Lessons learnt from FY 2011 have informed the adoption of an integrated approach of quality improvement and leadership (QIL) and introduction of activities to improve coordination and supportive supervision. This will reduce the number of workshops and overall costs. BLC will continue to explore incremental cost-share from GOB as it continues to demonstrate political will for the accreditation of public health facilities. Emphasis will be placed on technical assistance, accompaniment and participatory skills development for MOH staff and DHMTs to become better drivers of the accreditation process. BLC will continue to pursue and report on results-oriented indicators.
Botswana has had one of the most developed public health systems in Africa with impressive key successes in improving health indices.
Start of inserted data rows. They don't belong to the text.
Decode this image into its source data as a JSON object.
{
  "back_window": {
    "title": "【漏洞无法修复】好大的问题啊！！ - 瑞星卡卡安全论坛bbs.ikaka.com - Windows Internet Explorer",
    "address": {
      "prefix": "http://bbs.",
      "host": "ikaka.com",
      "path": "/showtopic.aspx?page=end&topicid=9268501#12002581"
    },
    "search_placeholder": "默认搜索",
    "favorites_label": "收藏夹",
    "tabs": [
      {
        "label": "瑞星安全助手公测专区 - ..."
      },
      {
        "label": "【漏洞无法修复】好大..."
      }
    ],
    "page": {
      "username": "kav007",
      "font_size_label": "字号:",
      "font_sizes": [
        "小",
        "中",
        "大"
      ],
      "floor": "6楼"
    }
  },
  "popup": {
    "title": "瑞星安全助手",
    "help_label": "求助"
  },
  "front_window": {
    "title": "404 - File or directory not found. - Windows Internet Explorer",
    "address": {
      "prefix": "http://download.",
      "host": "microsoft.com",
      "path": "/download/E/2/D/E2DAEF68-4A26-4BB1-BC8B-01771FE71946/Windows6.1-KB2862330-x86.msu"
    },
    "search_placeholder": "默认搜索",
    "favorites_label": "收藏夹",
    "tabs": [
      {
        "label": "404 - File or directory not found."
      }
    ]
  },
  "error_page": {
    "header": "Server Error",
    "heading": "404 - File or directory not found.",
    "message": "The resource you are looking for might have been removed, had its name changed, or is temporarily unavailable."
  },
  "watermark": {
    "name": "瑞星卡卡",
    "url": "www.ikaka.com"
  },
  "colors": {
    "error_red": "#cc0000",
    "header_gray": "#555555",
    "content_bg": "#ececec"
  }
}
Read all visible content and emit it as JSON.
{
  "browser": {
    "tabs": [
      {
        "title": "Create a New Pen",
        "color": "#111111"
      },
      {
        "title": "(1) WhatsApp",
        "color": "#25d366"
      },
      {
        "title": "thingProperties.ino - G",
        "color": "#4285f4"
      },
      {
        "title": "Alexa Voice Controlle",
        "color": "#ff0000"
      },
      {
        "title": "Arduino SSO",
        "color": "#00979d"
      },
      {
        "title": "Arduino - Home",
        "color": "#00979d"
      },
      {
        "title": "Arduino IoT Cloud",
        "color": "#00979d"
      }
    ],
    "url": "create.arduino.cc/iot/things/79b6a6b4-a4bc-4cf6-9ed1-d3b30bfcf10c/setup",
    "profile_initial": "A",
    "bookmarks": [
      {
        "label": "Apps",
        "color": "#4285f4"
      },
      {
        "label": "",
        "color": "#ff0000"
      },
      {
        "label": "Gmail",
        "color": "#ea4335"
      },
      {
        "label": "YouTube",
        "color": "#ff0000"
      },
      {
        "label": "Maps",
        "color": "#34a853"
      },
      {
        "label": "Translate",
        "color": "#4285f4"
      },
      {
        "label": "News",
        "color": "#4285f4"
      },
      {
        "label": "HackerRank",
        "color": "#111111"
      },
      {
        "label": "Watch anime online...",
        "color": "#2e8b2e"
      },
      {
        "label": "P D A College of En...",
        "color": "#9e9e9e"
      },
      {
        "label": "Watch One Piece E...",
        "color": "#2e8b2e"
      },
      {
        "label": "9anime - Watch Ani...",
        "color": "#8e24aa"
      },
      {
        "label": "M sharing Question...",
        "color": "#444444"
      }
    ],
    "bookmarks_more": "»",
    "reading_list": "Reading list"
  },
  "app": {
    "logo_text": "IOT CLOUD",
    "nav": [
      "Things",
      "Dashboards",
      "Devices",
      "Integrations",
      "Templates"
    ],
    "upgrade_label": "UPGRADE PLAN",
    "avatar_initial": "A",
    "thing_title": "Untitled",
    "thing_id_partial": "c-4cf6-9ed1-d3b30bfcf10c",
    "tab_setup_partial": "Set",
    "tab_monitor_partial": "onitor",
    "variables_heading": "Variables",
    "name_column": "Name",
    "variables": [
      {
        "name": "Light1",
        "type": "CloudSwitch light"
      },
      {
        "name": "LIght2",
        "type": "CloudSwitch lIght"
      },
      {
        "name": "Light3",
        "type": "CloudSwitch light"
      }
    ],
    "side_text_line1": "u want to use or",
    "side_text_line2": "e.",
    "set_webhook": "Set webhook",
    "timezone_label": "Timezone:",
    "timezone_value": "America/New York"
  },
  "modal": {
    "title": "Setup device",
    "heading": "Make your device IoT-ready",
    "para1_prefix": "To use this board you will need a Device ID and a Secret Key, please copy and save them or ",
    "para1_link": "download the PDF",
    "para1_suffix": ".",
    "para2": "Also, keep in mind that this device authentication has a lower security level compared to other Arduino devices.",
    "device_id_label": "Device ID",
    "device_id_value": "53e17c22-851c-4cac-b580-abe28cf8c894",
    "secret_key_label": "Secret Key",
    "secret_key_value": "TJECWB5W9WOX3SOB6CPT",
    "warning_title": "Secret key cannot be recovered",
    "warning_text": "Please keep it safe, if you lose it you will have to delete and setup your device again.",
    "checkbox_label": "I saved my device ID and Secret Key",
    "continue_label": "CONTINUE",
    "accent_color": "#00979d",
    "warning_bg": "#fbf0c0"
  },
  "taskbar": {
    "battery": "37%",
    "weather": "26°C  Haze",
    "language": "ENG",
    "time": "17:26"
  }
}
However, HIV/AIDS remains the most significant social and public health problem in the country and meeting the Millennium Development Goals is proving a major challenge. Responding to the HIV epidemic has severely stressed the otherwise strong health systems foundation and quality has been compromised.In response, BLC will focus on strengthening institutional systems across the three tiers of the national response, namely MOH, DHMTs and health facilities, so that they can continuously improve the quality of healthcare. From within the Management Sciences for Health global approach to system strengthening, BLC will adapt and develop targeted interventions to address the prioritized systems barriers articulated in the Botswana/USG Partnership Framework. BLC will provide technical assistance to build leadership and governance and empower teams to identify and overcome priority challenges that impede quality care. It will, in partnership with the Council for Health Service Accreditation in South Africa (COHSASA), continue to implement the QIL project to improve quality service delivery. BLC will incorporate coordination and supportive supervisory components to its assistance to enhance transparency, decision making, and accountability. BLC will also focus on human resources by using proven approaches, innovations, and tools to strengthen human resources management systems and improve workplace climate.BLC will continue to partner with COHSASA to support the expressed interest in accreditation of public facilities to meet international standards of care. The program is presently being implemented in 13 health facilities. This number will increase in FY 2012 to 16 to meet received expressions of readiness for accreditation. In addition, BLC will facilitate the development of a pilot MOH quality improvement (QI) structure with representatives of the Gaborone, Serowe and Selebi Phikwe DHMTs to demonstrate continuous improvement of health care service delivery in 18 facilities in the first instance. BLC will assist in the development of operational systems for the structure that focuses on developing appropriate skills for leadership, coordination and scaling-up of the QI and accreditation process across Botswana. BLC and COHSASA will approach this in a way that the QI structure incrementally takes on the leadership and roles in the process by training appropriate staff to identify challenges and plan appropriate actions. BLC will work with the MOH to facilitate periodic stakeholder forums with representatives from USG and the three tiers to share and promote lessons from the BLC approach.The QIL project is implemented to address the root causes of the challenges in improving service elements in facilities based on the COHSASA accreditation system with the understanding that improvements in the critical service elements of management, clinical services and clinical support services will lead to direct improvements in the broader HIV services such as HIV investigations and counseling, antiretroviral therapy dispensing and administration; and improvements of in-patient and out-patient care.